Believe it or not, there are many ways to see Alaska without taking a cruise, lovely and hassle-free though they may be. Whether you're looking for a cheaper alternative to cruising, want to see the land up-close, or simply want more control during your trip, here are three excellent, affordable ways to travel through the "Last Frontier."
Inside Passage: Alaska Marine Highway System
If you're hitting up Alaska's southeastern region for port town charm and Native American culture, taking advantage of the ferries that make up the Alaska Marine Highway System can afford you lots of flexibility and savings, particularly if you're into trying local food. The ferry will take you to the most popular cruise ports – Skagway, Juneau, and Ketchikan – as well as less crowded ones like Sitka and Prince Williams Sound. Sailings take about three to six hours. Just make sure you plan ahead if you're traveling in July and August, since accommodations onshore are limited and will be difficult to snag day-of.
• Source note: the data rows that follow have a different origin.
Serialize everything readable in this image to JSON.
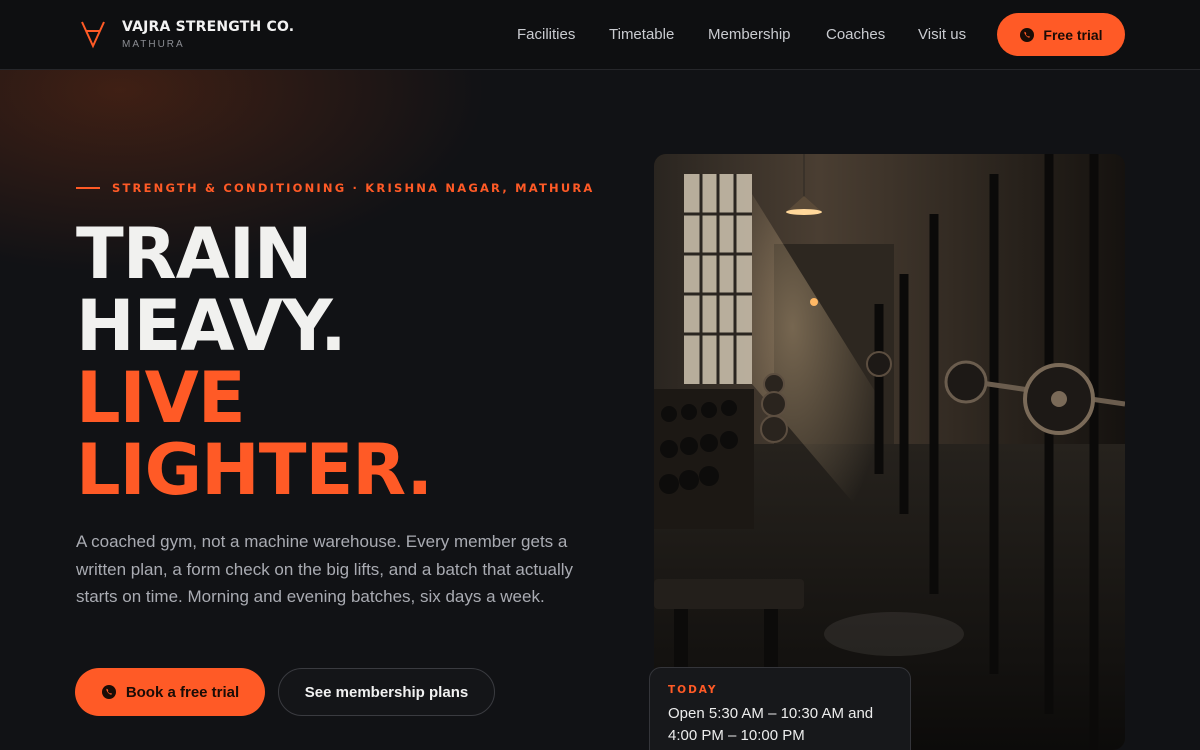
{
  "header": {
    "brand_name": "VAJRA STRENGTH CO.",
    "brand_city": "MATHURA",
    "nav": [
      "Facilities",
      "Timetable",
      "Membership",
      "Coaches",
      "Visit us"
    ],
    "cta": "Free trial"
  },
  "hero": {
    "eyebrow": "STRENGTH & CONDITIONING · KRISHNA NAGAR, MATHURA",
    "headline": [
      "TRAIN",
      "HEAVY.",
      "LIVE",
      "LIGHTER."
    ],
    "lead": "A coached gym, not a machine warehouse. Every member gets a written plan, a form check on the big lifts, and a batch that actually starts on time. Morning and evening batches, six days a week.",
    "primary_button": "Book a free trial",
    "secondary_button": "See membership plans"
  },
  "hours_card": {
    "label": "TODAY",
    "text": "Open 5:30 AM – 10:30 AM and 4:00 PM – 10:00 PM"
  },
  "colors": {
    "accent": "#ff5a26",
    "background": "#111215",
    "header_bg": "#0e0f11"
  },
  "icons": {
    "logo": "vajra-logo-icon",
    "whatsapp": "whatsapp-icon"
  }
}
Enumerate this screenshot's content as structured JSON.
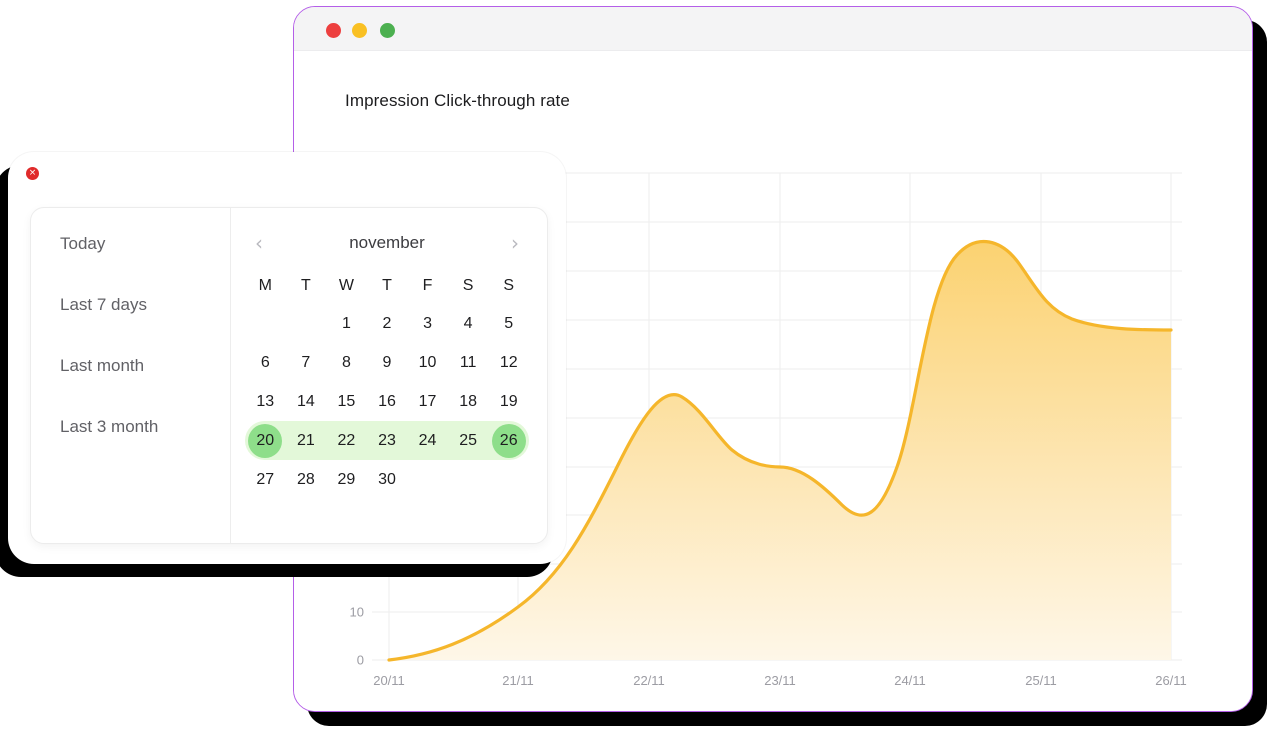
{
  "browser_window": {
    "traffic_lights": [
      {
        "name": "close",
        "color": "#ed3f3f"
      },
      {
        "name": "minimize",
        "color": "#f9c023"
      },
      {
        "name": "maximize",
        "color": "#4cb050"
      }
    ],
    "border_color": "#b45ee8"
  },
  "chart_panel": {
    "title": "Impression Click-through rate"
  },
  "chart_data": {
    "type": "area",
    "title": "Impression Click-through rate",
    "xlabel": "",
    "ylabel": "",
    "categories": [
      "20/11",
      "21/11",
      "22/11",
      "23/11",
      "24/11",
      "25/11",
      "26/11"
    ],
    "x_tick_labels": [
      "20/11",
      "21/11",
      "22/11",
      "23/11",
      "24/11",
      "25/11",
      "26/11"
    ],
    "y_tick_labels": [
      "10",
      "0"
    ],
    "y_ticks": [
      0,
      10
    ],
    "ylim": [
      0,
      100
    ],
    "grid": true,
    "legend": "none",
    "line_color": "#F5B62B",
    "fill_top_color": "#FBD886",
    "fill_bottom_color": "#FEF6E4",
    "series": [
      {
        "name": "Click-through rate",
        "values": [
          0,
          10,
          38,
          49,
          30,
          93,
          75
        ],
        "points": [
          {
            "x": "20/11",
            "y": 0
          },
          {
            "x": "21/11",
            "y": 10
          },
          {
            "x": "22/11",
            "y": 38
          },
          {
            "x": "23/11",
            "y": 49
          },
          {
            "x": "24/11",
            "y": 30
          },
          {
            "x": "25/11",
            "y": 93
          },
          {
            "x": "26/11",
            "y": 75
          }
        ]
      }
    ]
  },
  "calendar_window": {
    "close_icon": "×",
    "presets": [
      {
        "label": "Today"
      },
      {
        "label": "Last 7 days"
      },
      {
        "label": "Last month"
      },
      {
        "label": "Last 3 month"
      }
    ],
    "calendar": {
      "month_label": "november",
      "prev_icon": "‹",
      "next_icon": "›",
      "weekdays": [
        "M",
        "T",
        "W",
        "T",
        "F",
        "S",
        "S"
      ],
      "leading_blanks": 2,
      "days": [
        {
          "n": "1"
        },
        {
          "n": "2"
        },
        {
          "n": "3"
        },
        {
          "n": "4"
        },
        {
          "n": "5"
        },
        {
          "n": "6"
        },
        {
          "n": "7"
        },
        {
          "n": "8"
        },
        {
          "n": "9"
        },
        {
          "n": "10"
        },
        {
          "n": "11"
        },
        {
          "n": "12"
        },
        {
          "n": "13"
        },
        {
          "n": "14"
        },
        {
          "n": "15"
        },
        {
          "n": "16"
        },
        {
          "n": "17"
        },
        {
          "n": "18"
        },
        {
          "n": "19"
        },
        {
          "n": "20",
          "state": "range-start"
        },
        {
          "n": "21",
          "state": "in-range"
        },
        {
          "n": "22",
          "state": "in-range"
        },
        {
          "n": "23",
          "state": "in-range"
        },
        {
          "n": "24",
          "state": "in-range"
        },
        {
          "n": "25",
          "state": "in-range"
        },
        {
          "n": "26",
          "state": "range-end"
        },
        {
          "n": "27"
        },
        {
          "n": "28"
        },
        {
          "n": "29"
        },
        {
          "n": "30"
        }
      ],
      "selected_range": {
        "start": "20",
        "end": "26"
      },
      "range_band_color": "#e3f8d9",
      "endpoint_color": "#8ede8a"
    }
  }
}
A tip: The tourism board of each port city will post the number of arriving cruise ships each day on their website. Check the numbers to help avoid large crowds during busy months.
South Central and the Interior: Alaska Railroad
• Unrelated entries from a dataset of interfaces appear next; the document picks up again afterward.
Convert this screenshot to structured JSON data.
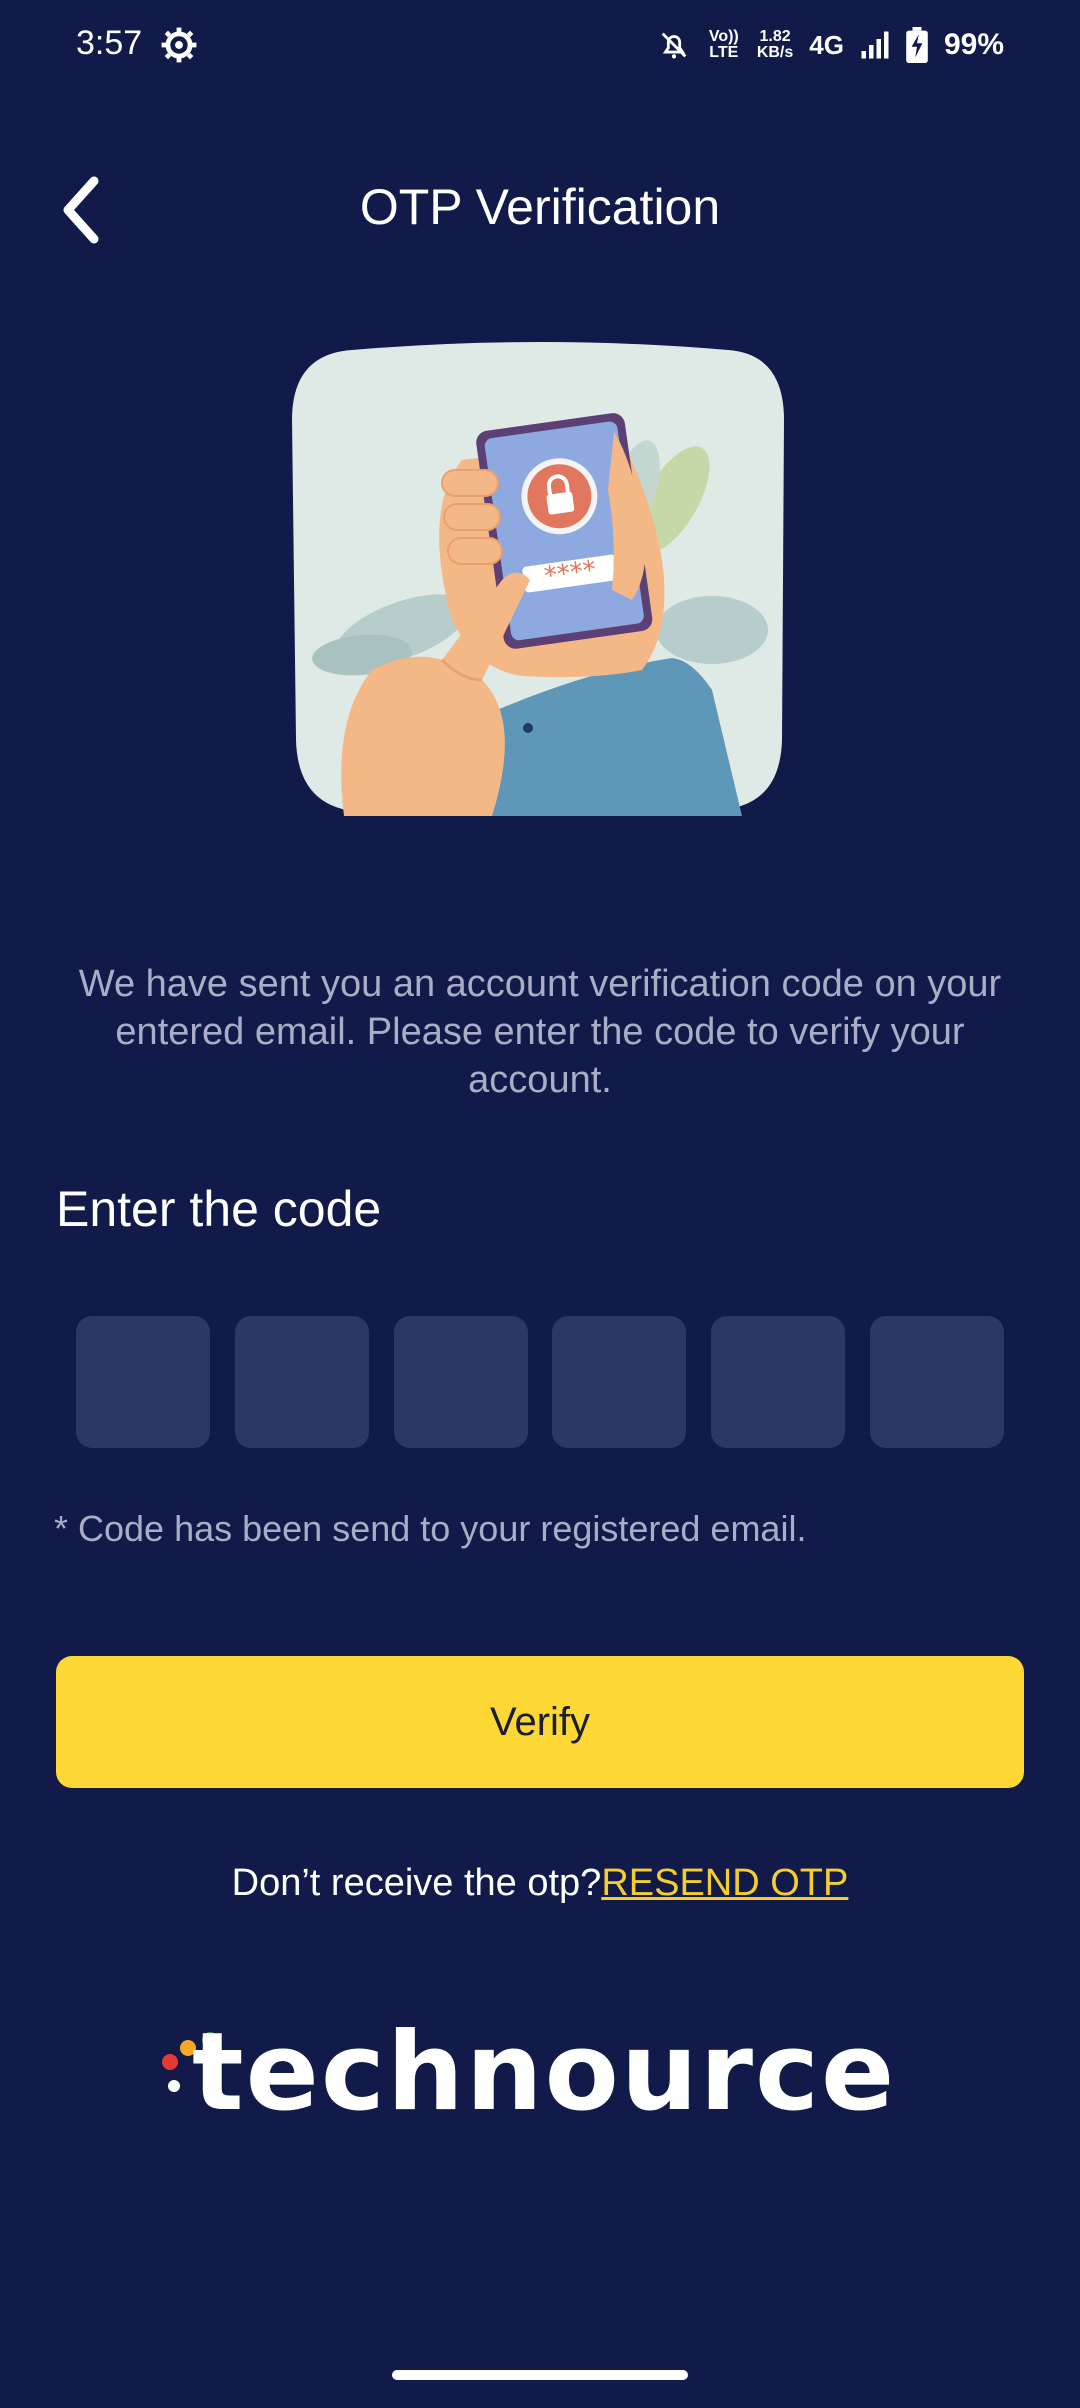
{
  "status_bar": {
    "time": "3:57",
    "volte": "Vo)) LTE",
    "speed_value": "1.82",
    "speed_unit": "KB/s",
    "network": "4G",
    "battery": "99%"
  },
  "header": {
    "title": "OTP Verification"
  },
  "description": "We have sent you an account verification code on your entered email. Please enter the code to verify your account.",
  "code": {
    "label": "Enter the code",
    "digits": [
      "",
      "",
      "",
      "",
      "",
      ""
    ],
    "note": "* Code has been send to your registered email."
  },
  "verify": {
    "label": "Verify"
  },
  "resend": {
    "prompt": "Don’t receive the otp?",
    "link": "RESEND OTP"
  },
  "brand": {
    "logo_text": "technource"
  },
  "colors": {
    "background": "#111a48",
    "accent": "#fdd835",
    "otp_box": "#2c3763",
    "muted_text": "#a9adc6"
  }
}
The South Central region, where Anchorage is located, is arguably the most accessible part of Alaska. Between Anchorage and Denali National Park, the region is chock-a-block with wildlife and active adventures. Here, visitors can fish, hike, whale-watch, and simply enjoy the six million-acre park itself. Take a direct double decker train from Anchorage to Denali (about 7.5 hours total), or, stop halfway at Talkeetna for some rafting and mountain biking. Whichever route you choose, expect to see unspoiled forest, moose, and caribou along the way. Alternatively, head four-and-a-half hours south to Seward, where you'll ogle at majestic glaciers, stunning fjords, and seals galore. Got some wiggle room in your budget? If you're looking to splurge a little, consider a nature-, fishing-, or wildlife-themed boat tour around Kenai Fjord National Park.
South Central and Interior: Driving
As nostalgic and convenient as it may be to take the train, driving is actually faster – and, if you're traveling with a few companions, cheaper. If you have the time, take the the shorter train down to Seward. It runs through a quiet, otherworldly valley that you won't see from the highway. From there, drive up to Denali.
Between these two major destinations from Anchorage, Denali is the one where having a car helps. Not only can you make stops at will, you can also branch out from the main roads along the way, explore the park with more flexibility, and seek out more affordable lodging. While the drive typically clocks in between 4.5 and 7 hours (depending on how many stops you make) a detour to Hatcher Pass will reward you with spectacular views of rolling pastures and winding rivers.
Take note: While Parks Highway is easy to navigate, there is only one lane going in each direction -- which means that there's a chance of heavy traffic, depending on the season. Be mentally prepared, take a breath, and enjoy the surroundings. Just keep an eye on your gas and fill up whenever you can, since gas stations aren't located consistently throughout the road.
Bonus: The North and the West
The northern and western regions of Alaska aren't easily accessible via train or air and are too far-flung to drive on a single trip. The Arctic Coast in the north, for example, is more than a 20-hour drive from Anchorage. However, travelers can take chartered planes to the heart of these regions. For the Arctic Coast, Deadhorse Camp is a short hop from Prudhoe Bay along the coast, while the Northern Alaska Tour Company launches air-and-land packages from Fairbanks. In the southwest, bear encounters in Katmai National Park along the peninsula and tours of the Kodiak Archipelago are popular. But all of this comes at a high premium – save it for your bucket list!